**Exercise instructions:** Repeat the records in full and exactly, omitting pictures.

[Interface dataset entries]
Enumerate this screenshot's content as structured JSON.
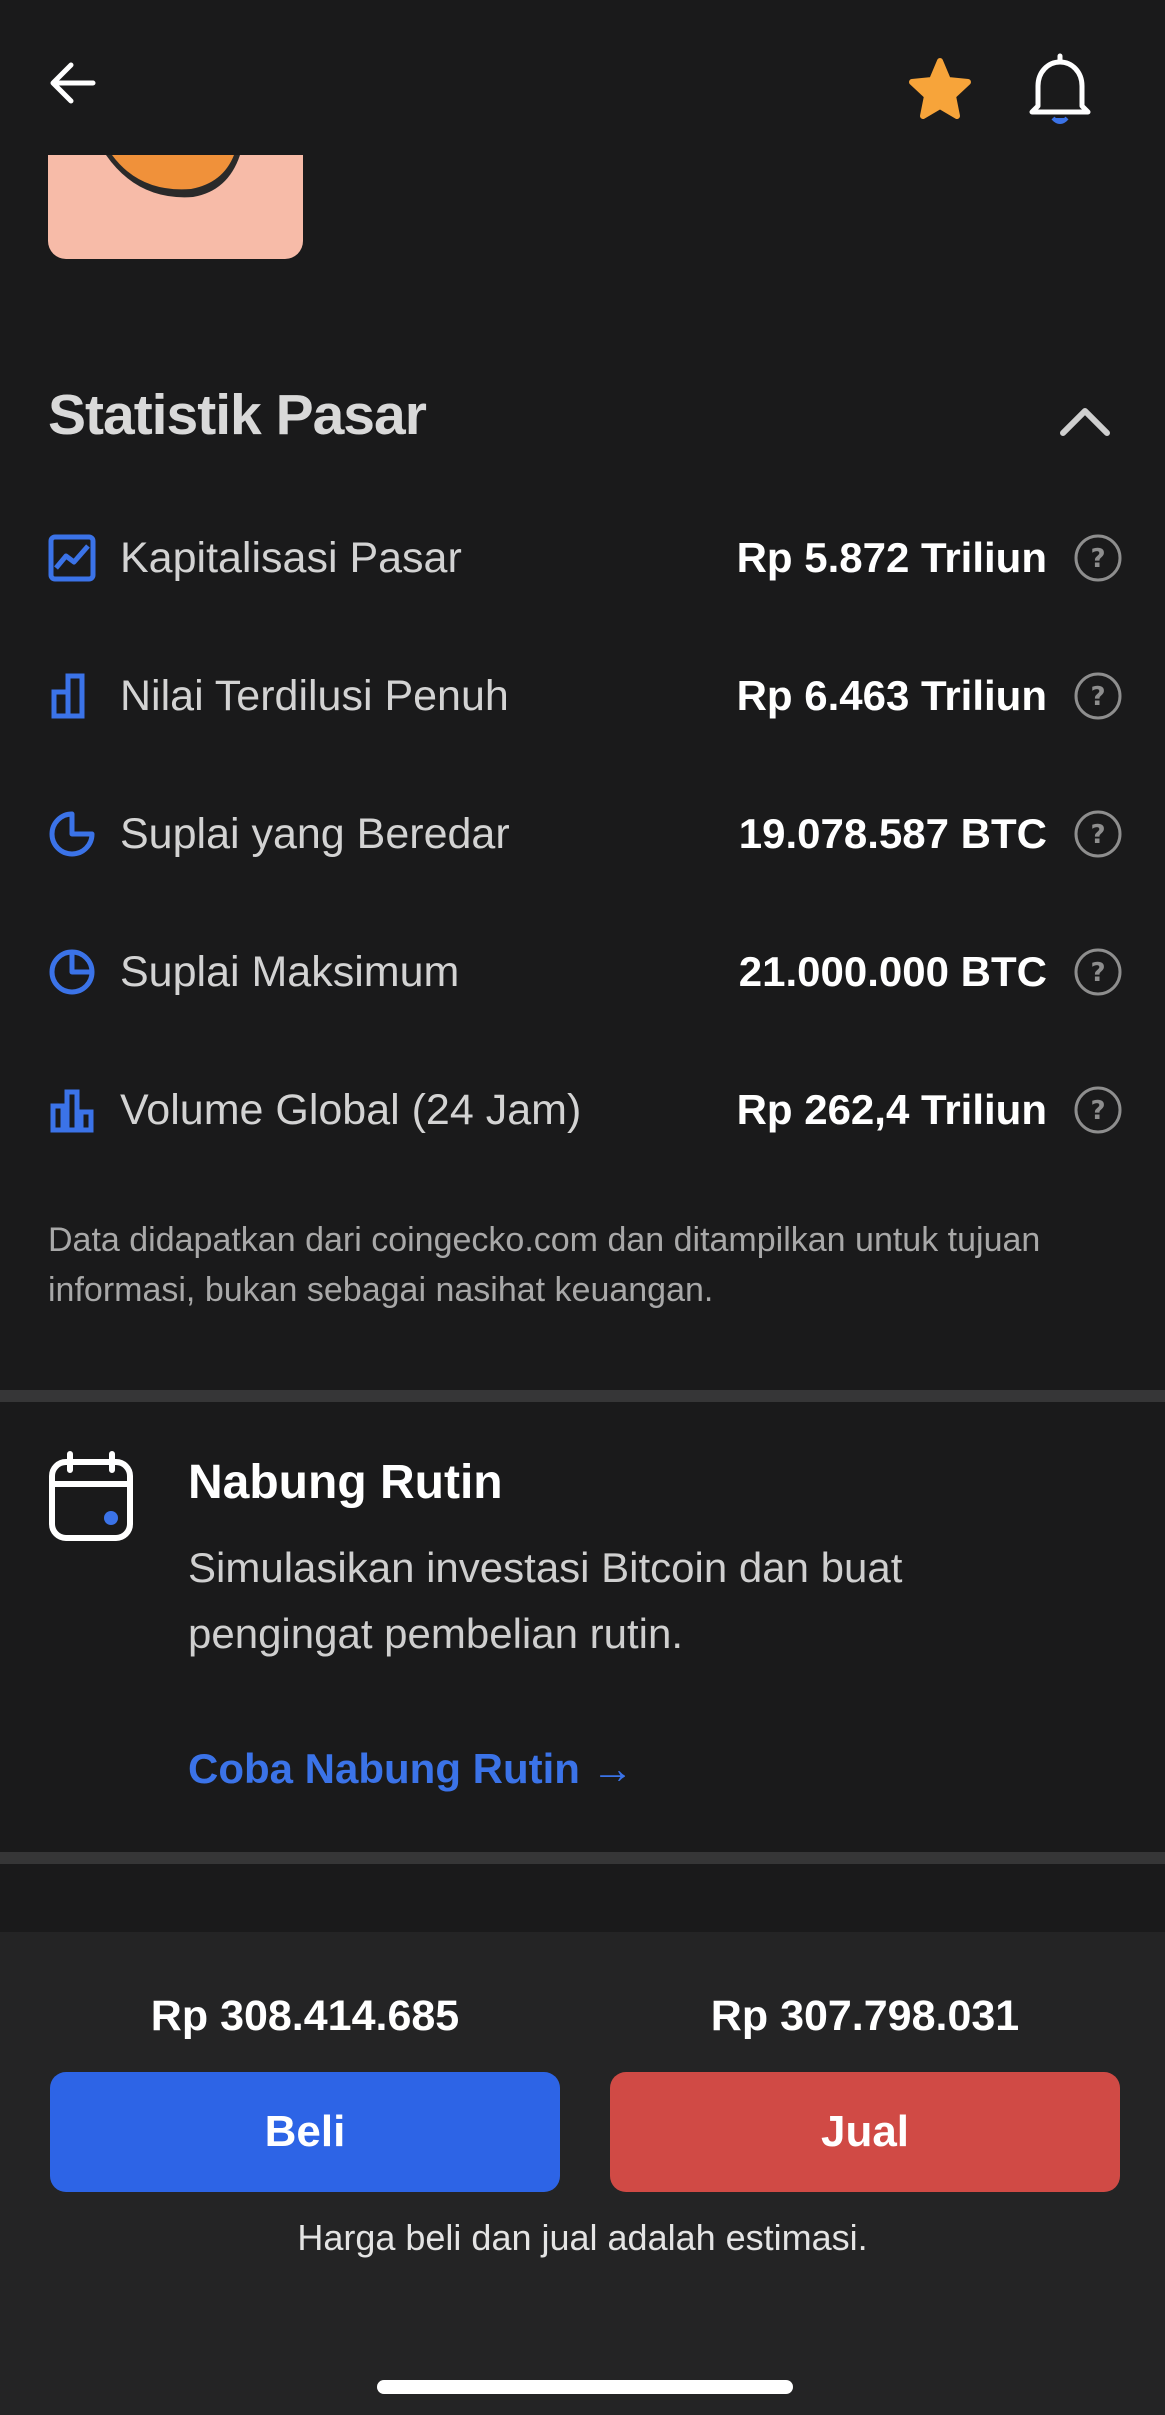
{
  "header": {
    "back_icon": "arrow-left-icon",
    "favorite_icon": "star-icon",
    "notification_icon": "bell-icon",
    "favorite_color": "#f7a43a"
  },
  "market_stats": {
    "title": "Statistik Pasar",
    "collapse_icon": "chevron-up-icon",
    "rows": [
      {
        "icon": "line-chart-icon",
        "label": "Kapitalisasi Pasar",
        "value": "Rp 5.872 Triliun"
      },
      {
        "icon": "bar-chart-icon",
        "label": "Nilai Terdilusi Penuh",
        "value": "Rp 6.463 Triliun"
      },
      {
        "icon": "pie-chart-icon",
        "label": "Suplai yang Beredar",
        "value": "19.078.587 BTC"
      },
      {
        "icon": "clock-pie-icon",
        "label": "Suplai Maksimum",
        "value": "21.000.000 BTC"
      },
      {
        "icon": "volume-bars-icon",
        "label": "Volume Global (24 Jam)",
        "value": "Rp 262,4 Triliun"
      }
    ],
    "disclaimer": "Data didapatkan dari coingecko.com dan ditampilkan untuk tujuan informasi, bukan sebagai nasihat keuangan."
  },
  "nabung": {
    "title": "Nabung Rutin",
    "description": "Simulasikan investasi Bitcoin dan buat pengingat pembelian rutin.",
    "link_label": "Coba Nabung Rutin →",
    "accent_color": "#3b73e8"
  },
  "trade": {
    "buy_price": "Rp 308.414.685",
    "sell_price": "Rp 307.798.031",
    "buy_label": "Beli",
    "sell_label": "Jual",
    "note": "Harga beli dan jual adalah estimasi.",
    "buy_color": "#2d64e6",
    "sell_color": "#d04a45"
  }
}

**Answer for the task:**
Enumerate this screenshot's content as structured JSON.
{
  "header": {
    "back_icon": "arrow-left-icon",
    "favorite_icon": "star-icon",
    "notification_icon": "bell-icon",
    "favorite_color": "#f7a43a"
  },
  "market_stats": {
    "title": "Statistik Pasar",
    "collapse_icon": "chevron-up-icon",
    "rows": [
      {
        "icon": "line-chart-icon",
        "label": "Kapitalisasi Pasar",
        "value": "Rp 5.872 Triliun"
      },
      {
        "icon": "bar-chart-icon",
        "label": "Nilai Terdilusi Penuh",
        "value": "Rp 6.463 Triliun"
      },
      {
        "icon": "pie-chart-icon",
        "label": "Suplai yang Beredar",
        "value": "19.078.587 BTC"
      },
      {
        "icon": "clock-pie-icon",
        "label": "Suplai Maksimum",
        "value": "21.000.000 BTC"
      },
      {
        "icon": "volume-bars-icon",
        "label": "Volume Global (24 Jam)",
        "value": "Rp 262,4 Triliun"
      }
    ],
    "disclaimer": "Data didapatkan dari coingecko.com dan ditampilkan untuk tujuan informasi, bukan sebagai nasihat keuangan."
  },
  "nabung": {
    "title": "Nabung Rutin",
    "description": "Simulasikan investasi Bitcoin dan buat pengingat pembelian rutin.",
    "link_label": "Coba Nabung Rutin →",
    "accent_color": "#3b73e8"
  },
  "trade": {
    "buy_price": "Rp 308.414.685",
    "sell_price": "Rp 307.798.031",
    "buy_label": "Beli",
    "sell_label": "Jual",
    "note": "Harga beli dan jual adalah estimasi.",
    "buy_color": "#2d64e6",
    "sell_color": "#d04a45"
  }
}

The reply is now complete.